=== Section Start ===
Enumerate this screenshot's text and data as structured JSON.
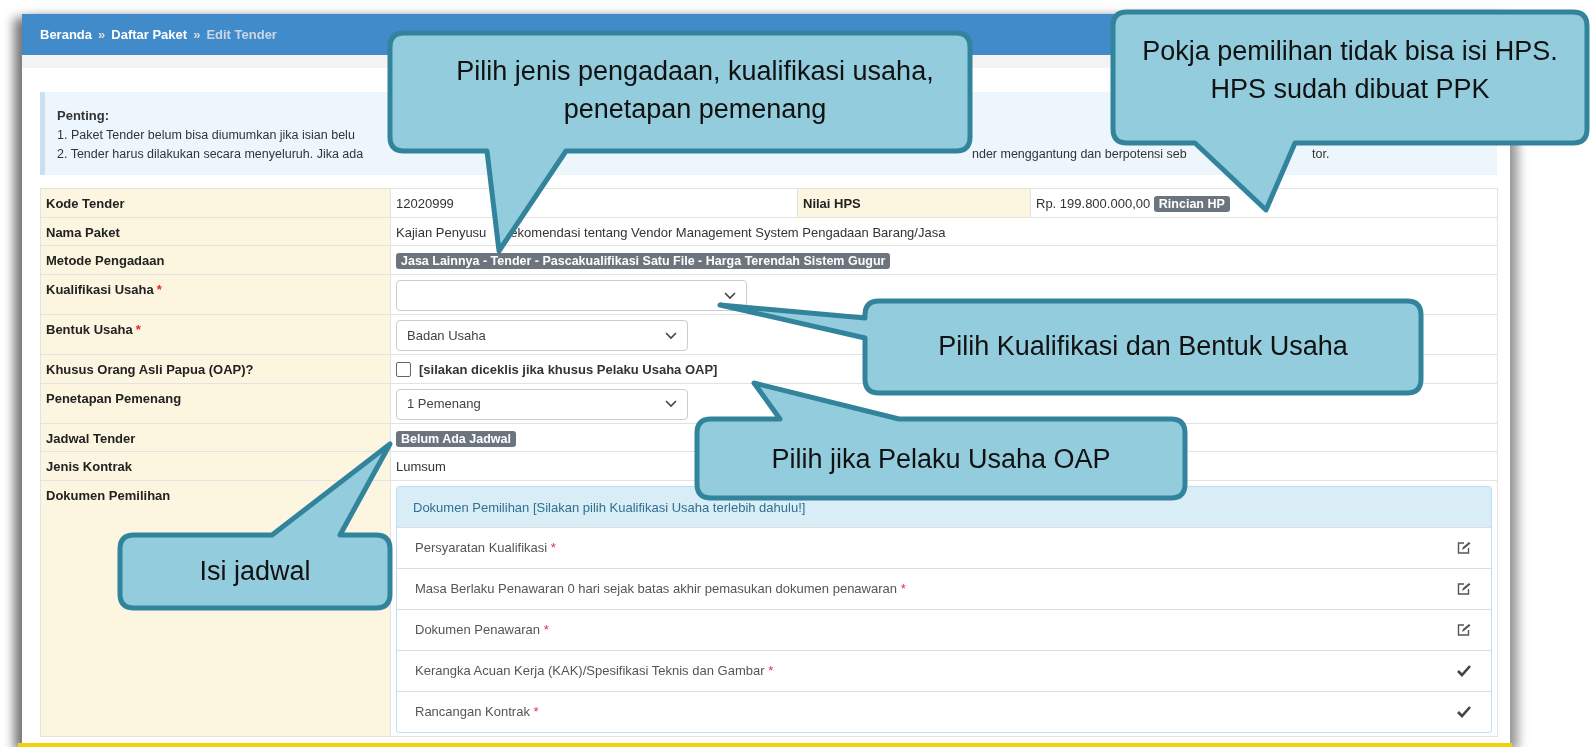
{
  "breadcrumb": {
    "separator": "»",
    "items": [
      {
        "label": "Beranda",
        "kind": "link"
      },
      {
        "label": "Daftar Paket",
        "kind": "link"
      },
      {
        "label": "Edit Tender",
        "kind": "current"
      }
    ]
  },
  "notice": {
    "title": "Penting:",
    "lines": [
      [
        "1. Paket Tender belum bisa diumumkan jika isian belu"
      ],
      [
        "2. Tender harus dilakukan secara menyeluruh. Jika ada",
        "nder menggantung dan berpotensi seb",
        "tor."
      ]
    ]
  },
  "form": {
    "rows": [
      {
        "kind": "text",
        "label": "Kode Tender",
        "value": "12020999",
        "extra_label": "Nilai HPS",
        "extra_value": "Rp. 199.800.000,00",
        "extra_badge": "Rincian HP"
      },
      {
        "kind": "fragments",
        "label": "Nama Paket",
        "fragments": [
          "Kajian Penyusu",
          "ekomendasi tentang Vendor Management System Pengadaan Barang/Jasa"
        ]
      },
      {
        "kind": "badge",
        "label": "Metode Pengadaan",
        "value": "Jasa Lainnya - Tender - Pascakualifikasi Satu File - Harga Terendah Sistem Gugur"
      },
      {
        "kind": "select",
        "label": "Kualifikasi Usaha",
        "required_mark": "*",
        "value": "",
        "wide": true
      },
      {
        "kind": "select",
        "label": "Bentuk Usaha",
        "required_mark": "*",
        "value": "Badan Usaha",
        "wide": false
      },
      {
        "kind": "checkbox",
        "label": "Khusus Orang Asli Papua (OAP)?",
        "checked": false,
        "value": "[silakan diceklis jika khusus Pelaku Usaha OAP]"
      },
      {
        "kind": "select",
        "label": "Penetapan Pemenang",
        "value": "1 Pemenang",
        "wide": false
      },
      {
        "kind": "badge",
        "label": "Jadwal Tender",
        "value": "Belum Ada Jadwal"
      },
      {
        "kind": "text",
        "label": "Jenis Kontrak",
        "value": "Lumsum"
      },
      {
        "kind": "documents",
        "label": "Dokumen Pemilihan",
        "heading": "Dokumen Pemilihan [Silakan pilih Kualifikasi Usaha terlebih dahulu!]",
        "items": [
          {
            "label": "Persyaratan Kualifikasi",
            "required_mark": "*",
            "kind": "edit"
          },
          {
            "label": "Masa Berlaku Penawaran 0 hari sejak batas akhir pemasukan dokumen penawaran",
            "required_mark": "*",
            "kind": "edit"
          },
          {
            "label": "Dokumen Penawaran",
            "required_mark": "*",
            "kind": "edit"
          },
          {
            "label": "Kerangka Acuan Kerja (KAK)/Spesifikasi Teknis dan Gambar",
            "required_mark": "*",
            "kind": "done"
          },
          {
            "label": "Rancangan Kontrak",
            "required_mark": "*",
            "kind": "done"
          }
        ]
      }
    ]
  },
  "callouts": [
    {
      "text": "Pilih jenis pengadaan, kualifikasi usaha, penetapan pemenang"
    },
    {
      "text": "Pokja pemilihan tidak bisa isi HPS. HPS sudah dibuat PPK"
    },
    {
      "text": "Pilih Kualifikasi dan Bentuk Usaha"
    },
    {
      "text": "Pilih jika Pelaku Usaha OAP"
    },
    {
      "text": "Isi jadwal"
    }
  ]
}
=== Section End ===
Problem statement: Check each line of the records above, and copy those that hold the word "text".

Finished exercise:
Enumerate this screenshot's text and data as structured JSON.
        "kind": "text",
        "kind": "text",
      "text": "Pilih jenis pengadaan, kualifikasi usaha, penetapan pemenang"
      "text": "Pokja pemilihan tidak bisa isi HPS. HPS sudah dibuat PPK"
      "text": "Pilih Kualifikasi dan Bentuk Usaha"
      "text": "Pilih jika Pelaku Usaha OAP"
      "text": "Isi jadwal"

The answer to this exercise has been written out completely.